The Whips’ funk is so fresh and so clean on Never Change, or Do
On August 20, funk band The Whips released their debut EP, Never Change, or Do. It’s six songs of what the band describes as “a curated anthology of funkadelic jams,” and includes their previously-released singles “Go Fix Yourself” and “Not What I Have Done” alongside new cuts featuring guest vocalists like Aidan Connelly and Baby and the Brain’s Dia Jane.
The band features perennial Pitch favorite Max Indiveri on guitar, Max Cooper on keys, Quinn Cosgrove on bass, and Miles Patterson on drums, and the EP concludes with a boxing-themed instrumental called “Godzilla vs. Mothra,” so it’s safe to say that I was excited before I even hit the play button, but listening to Never Change, or Do makes for a very intensely-funky half hour of your day.
I spoke via email with Indiveri about the new EP.
The Pitch: What was the process of writing and recording this first album like?
Max Indiveri: The EP was first conceptualized in early January of 2021 as Covid had kinda destroyed the music community and we were looking for a way to showcase all of the incredibly talented musicians in KC and LFK through collaboration- this concept started out with just live covers done in a high quality showcasing local vocalists (we released covers of “Georgia on My Mind” and “Hopelessly Devoted To You,” featuring Aidan Conelly and Lucy Brock, respectively) and eventually that concept materialized into having guest artists contribute their own voice to our original tunes.
We wrote the songs together to varying degrees and then laid down an instrumental version of the tune so that the vocalist (or in Murphy Smith’s case, the bassist) could come in and take it in their own unique direction. We told each guest artist to take full creative liberty with our work and their unique perspectives and musical inclinations became the special sauce that sets this record apart!
Where do these songs differ from your live performances?
These recordings are very focused on supporting the song, and tight compact songwriting and dense arrangements to fit drive the song home in the most efficient and impactful way possible whereas our live performances take the song and play it in the tradition of the great jam bands and jazz improvisers of history.
Where a song might have a 4 bar guitar solo on the record, the live performance of it might have a longer keys solo, a clap-along game played with the audience, or a scat vocal solo. In live performances, the song becomes a backdrop to any musical antics that might ensue, and that complete musical fluidity allows us to connect with audiences better and entertain ourselves as we play intricate musical games on stage.
How’d you decide to use the vocalists you chose?
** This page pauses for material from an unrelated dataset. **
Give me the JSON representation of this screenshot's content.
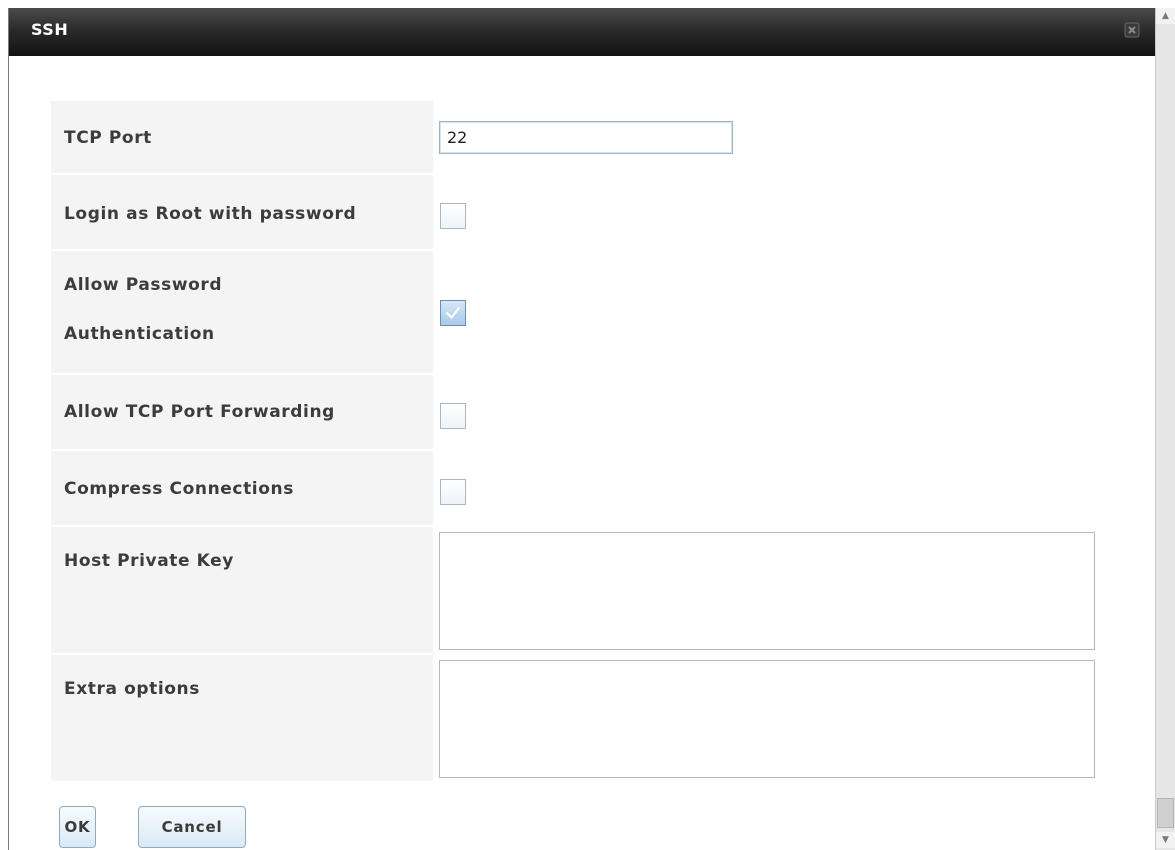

All of the vocalists we ended up selecting were long-time friends of ours that we had met through being present in the young KC music scene. We had played shows with Lucy Brock and Dia Jane Walker on the bill, Miles had done some production work with Erika Kolseth, and Aidan had been our go-to singer for most of the gigs we played in KC during high school and at some point, we looked around and decided that they were all amazing talents that were criminally underrated and so we set out to do something to change that!
Specifically, why did you work with Dia from Baby and the Brain?
We had the pleasure of being on a bill with Dia at You Matter Fest 3, the third annual mental health festival created by Will Gurley (an incredibly talented musician and actor in his own right) and so we already knew that Dia had this wonderfully soothing voice and so when we wrote “Broken,” which speaks on depression and just how prevalent it is in Kansas school districts and almost inextricably linked to academic stress, we knew that the song would resonate with Dia’s experience as a member of that Festival’s community and that her voice would give the tune the melancholy restlessness that is emblematic of someone being told to figure their entire life out, while also being told that they know nothing.
What’s up with your TikTok popularity? Is it just a natural outgrowth of how you regularly interact with folks on your own?
Our Tik Tok presence started out with the mission statement of being as tailored to our personalities and interests as possible because we believed that as our work got more specific and deep, it would have a greater chance of resonating with people who think like we do and dig the same bands that we do. Vulfpeck has always been a huge inspiration to us and their “thing” of shticky ASMR funk was so specific and compelling that our north star became to make things as weird and specific as possible. Now that we’ve gained a bunch of steam on the app certain segments of our following know us from a certain type of content but we still keep it as diverse and specific to our interests as possible!
Never Change, Or Do is out today on streaming services.